I am thinking about returning to work at the end of my maternity leave. What sorts of things do I need to think about prior to doing so and should I expect to return to the same job or not?
Paul Cowdery, Partner at Clarke & Son replies: Being a mother is a full-time job in itself and it is unlikely that you will have found a moment to think about what may be happening at your place of work. The decision to return to work after maternity leave is a difficult one but the transition back in to the workplace need not be a stressful one. A recent survey by the National Childbirth Trust indicated that nearly 45% of new mothers have returned to work sooner than they would have liked for fear of losing their job or damaging their future career opportunities or because their employer was not flexible enough. Of those people surveyed some 4% took less than two weeks off after the birth of their baby and some 40% returned after between 12 and 39 weeks. This does seem to indicate a lack of information being made available to mothers in respect of their rights upon returning to work after maternity leave. Generally speaking you have the right to return to the same job and on the same terms of employment. You are also entitled to receive any pay rises or bonuses which fell payable while you were on maternity leave. In addition your holiday entitlement accrues during maternity leave and if you have not tagged it on to the end of your leave then you are usually entitled to take what is left upon your return, subject to your employer’s annual leave policy. Notwithstanding the above, a lot can happen in six months or a year and sometimes it may not be reasonably practicable for you to return to exactly the same job. For example, there may have been an internal reorganisation resulting in your job being made redundant. In such circumstances your employer should offer you a suitable alternative role. Provided you have been employed for at least 26 weeks you are also entitled to make a flexible working request although there is no obligation on your employer to agree to the requested flexible working. Currently only employees who have caring responsibilities can make such a request but it should be noted that from 30th June 2014 the current flexible working regime will be significantly widened. The caring responsibility requirement will be removed so as to give all employees who have been employed for at least 26 weeks the right to make a flexible working request. Again the request only needs to be considered by the employer and does not need to be granted. Of course with these rights come responsibilities on your part. Firstly, your employer is entitled to make reasonable contact with you during your maternity leave. Such contact which may be deemed reasonable includes telephoning you for the purpose of updating you on changes in the workplace or informing you of promotion opportunities. You can also work up to ten days without losing your right to maternity pay and benefits. These are commonly known as “keeping in touch days”. Secondly, if you are planning on returning to work earlier or later than your previously agreed return date you must give your employer at least 8 weeks’ notice. Whilst returning to work can be a scary prospect there is no reason to think it need not be anything but a smooth transition. If you have any questions regarding maternity leave, or any other Employment Law matters, please contact our First Contact Team email@example.com or Tel: 01256 320 555. Do you have a legal query? Email firstname.lastname@example.org and the answer may be printed in the next edition of the Kempshott Kourier.
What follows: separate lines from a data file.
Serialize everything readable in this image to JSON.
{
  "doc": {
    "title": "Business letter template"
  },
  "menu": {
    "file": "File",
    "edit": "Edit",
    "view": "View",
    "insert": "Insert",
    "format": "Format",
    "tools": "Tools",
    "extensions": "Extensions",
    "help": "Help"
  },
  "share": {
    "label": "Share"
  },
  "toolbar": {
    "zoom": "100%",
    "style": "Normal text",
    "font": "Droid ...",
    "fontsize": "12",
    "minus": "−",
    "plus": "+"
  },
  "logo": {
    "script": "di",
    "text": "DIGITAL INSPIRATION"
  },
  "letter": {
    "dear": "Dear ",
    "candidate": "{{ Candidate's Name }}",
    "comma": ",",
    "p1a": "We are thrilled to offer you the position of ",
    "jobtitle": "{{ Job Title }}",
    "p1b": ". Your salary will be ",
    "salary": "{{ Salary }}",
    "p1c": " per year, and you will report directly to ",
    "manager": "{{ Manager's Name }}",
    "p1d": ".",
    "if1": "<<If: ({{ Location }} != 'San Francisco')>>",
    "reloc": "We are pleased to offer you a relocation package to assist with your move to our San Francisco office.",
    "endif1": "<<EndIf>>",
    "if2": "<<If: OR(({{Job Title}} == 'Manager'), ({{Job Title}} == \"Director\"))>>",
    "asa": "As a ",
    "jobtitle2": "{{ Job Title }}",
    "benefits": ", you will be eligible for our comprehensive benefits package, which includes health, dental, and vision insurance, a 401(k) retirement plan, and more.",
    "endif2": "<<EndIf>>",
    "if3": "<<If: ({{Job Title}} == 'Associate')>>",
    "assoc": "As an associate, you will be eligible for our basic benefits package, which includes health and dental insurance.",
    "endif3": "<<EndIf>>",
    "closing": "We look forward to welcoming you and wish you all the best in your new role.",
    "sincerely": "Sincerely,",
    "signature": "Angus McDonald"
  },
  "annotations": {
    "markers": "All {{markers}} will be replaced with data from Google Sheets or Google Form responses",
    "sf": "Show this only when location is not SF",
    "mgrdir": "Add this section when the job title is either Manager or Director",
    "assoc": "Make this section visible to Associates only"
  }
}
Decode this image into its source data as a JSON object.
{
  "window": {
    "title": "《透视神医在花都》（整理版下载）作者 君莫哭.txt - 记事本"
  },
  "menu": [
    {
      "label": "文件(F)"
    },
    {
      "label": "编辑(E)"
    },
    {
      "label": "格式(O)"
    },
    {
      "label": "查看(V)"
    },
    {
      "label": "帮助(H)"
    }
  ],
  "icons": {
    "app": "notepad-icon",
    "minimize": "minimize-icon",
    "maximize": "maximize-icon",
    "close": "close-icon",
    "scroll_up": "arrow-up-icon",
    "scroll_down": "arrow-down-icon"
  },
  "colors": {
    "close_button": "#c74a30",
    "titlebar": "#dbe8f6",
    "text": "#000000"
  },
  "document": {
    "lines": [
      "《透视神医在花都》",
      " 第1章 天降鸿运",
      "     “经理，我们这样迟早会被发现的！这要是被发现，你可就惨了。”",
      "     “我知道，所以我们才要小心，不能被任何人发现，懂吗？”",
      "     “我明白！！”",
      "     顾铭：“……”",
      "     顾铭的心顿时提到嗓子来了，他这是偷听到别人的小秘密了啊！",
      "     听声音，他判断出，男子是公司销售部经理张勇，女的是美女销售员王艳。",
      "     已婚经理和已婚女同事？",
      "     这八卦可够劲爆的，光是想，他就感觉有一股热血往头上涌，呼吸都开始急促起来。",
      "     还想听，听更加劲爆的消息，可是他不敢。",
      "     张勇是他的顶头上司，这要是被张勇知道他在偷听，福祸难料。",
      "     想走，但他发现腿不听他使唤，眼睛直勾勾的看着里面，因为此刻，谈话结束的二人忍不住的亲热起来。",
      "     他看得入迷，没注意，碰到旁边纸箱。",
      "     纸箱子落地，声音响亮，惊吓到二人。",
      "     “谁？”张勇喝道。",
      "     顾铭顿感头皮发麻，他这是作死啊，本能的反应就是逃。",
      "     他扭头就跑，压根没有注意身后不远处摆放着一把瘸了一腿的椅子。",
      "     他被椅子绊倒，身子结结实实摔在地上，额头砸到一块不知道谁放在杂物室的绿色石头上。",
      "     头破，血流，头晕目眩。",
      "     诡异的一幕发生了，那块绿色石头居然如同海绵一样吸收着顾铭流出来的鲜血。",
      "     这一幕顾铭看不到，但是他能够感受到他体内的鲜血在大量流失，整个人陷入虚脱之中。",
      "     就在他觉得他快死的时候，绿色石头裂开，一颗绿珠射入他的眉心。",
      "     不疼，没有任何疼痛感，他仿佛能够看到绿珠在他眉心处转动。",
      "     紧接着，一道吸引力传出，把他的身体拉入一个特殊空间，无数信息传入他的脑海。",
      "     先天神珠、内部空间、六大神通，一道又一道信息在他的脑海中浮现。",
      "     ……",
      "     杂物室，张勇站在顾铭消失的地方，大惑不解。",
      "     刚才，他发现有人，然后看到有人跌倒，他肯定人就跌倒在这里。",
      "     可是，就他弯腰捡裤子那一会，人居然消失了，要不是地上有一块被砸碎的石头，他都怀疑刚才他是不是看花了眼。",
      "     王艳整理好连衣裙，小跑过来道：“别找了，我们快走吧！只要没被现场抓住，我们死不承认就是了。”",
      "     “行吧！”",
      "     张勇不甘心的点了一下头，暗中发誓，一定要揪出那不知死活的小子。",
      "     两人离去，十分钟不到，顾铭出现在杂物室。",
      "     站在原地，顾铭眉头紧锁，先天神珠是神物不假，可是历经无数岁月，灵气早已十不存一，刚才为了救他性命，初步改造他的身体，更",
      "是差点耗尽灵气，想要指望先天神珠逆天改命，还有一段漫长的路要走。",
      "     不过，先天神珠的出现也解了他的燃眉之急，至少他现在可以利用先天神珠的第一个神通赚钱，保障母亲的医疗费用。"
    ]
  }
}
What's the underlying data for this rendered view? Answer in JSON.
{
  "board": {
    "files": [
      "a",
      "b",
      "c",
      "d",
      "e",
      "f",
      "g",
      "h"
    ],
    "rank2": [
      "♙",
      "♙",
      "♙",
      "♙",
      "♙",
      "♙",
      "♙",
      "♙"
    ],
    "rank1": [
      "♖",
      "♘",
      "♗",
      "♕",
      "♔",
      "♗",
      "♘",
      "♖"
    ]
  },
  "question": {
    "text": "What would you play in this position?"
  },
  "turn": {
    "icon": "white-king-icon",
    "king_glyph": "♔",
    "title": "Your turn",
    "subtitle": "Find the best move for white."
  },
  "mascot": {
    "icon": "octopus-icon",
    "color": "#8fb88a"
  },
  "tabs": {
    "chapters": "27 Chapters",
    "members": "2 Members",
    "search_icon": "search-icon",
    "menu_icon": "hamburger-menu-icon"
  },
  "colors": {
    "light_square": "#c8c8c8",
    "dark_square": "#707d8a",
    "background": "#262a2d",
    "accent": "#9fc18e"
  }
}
KEMPSHOTT HISTORY GROUP
Our January meeting was very popular with a high attendance to listen to the presentation by Margaret Clark and Jane Hussey on the long history of Buckskin farm. Our next meeting will be on the 13th April at the usual time of 2.30pm in the Kempshott Village Hall when guest speaker Alan Turton will present the history of the Pewlett, (Paulet), family who were big landowners in the Kempshott area. If you are interested in local history and in the Kempshott of old or would like to contribute your local recollections please come and join us in the Kempshott Village Hall at 2.30pm. We look forward to seeing you there to enjoy the presentation and refreshments. Contact us on 01256 470171 / 352776 or email@example.com or visit our web site at www.kempshotthistorygroup.org.uk Best Regards
Community Pre-school Old Down Hall, Kempshott,
Inviting all prospective families to our Open Day and Spring Craft Session! (children born between 1st Sept 2015 & 31st Aug 2016)
Saturday 3rd March 2018 10am – 12 noon All children welcome, and don’t forget to bring Mummy / Daddy /Grandparents. This is a great opportunity for some fun, to see the Pre-school and meet some of our friendly team. This is our taster session for all children joining us in April too!
…The Kempshott History Group …
See our website at www.dandelions-preschool.org.uk , call Jane on 01256 818857, e-mail firstname.lastname@example.org or just pop in and see us!
We look forward to seeing you for lots of fun! On Friday 10 January Barry Hedger gave a presentation on Down Grange, the owners and occupiers of Beachdown House, also known as Down Grange Farm and its 570 acres of land, not so much a farm as an estate. Land ownership gives a certain status so it was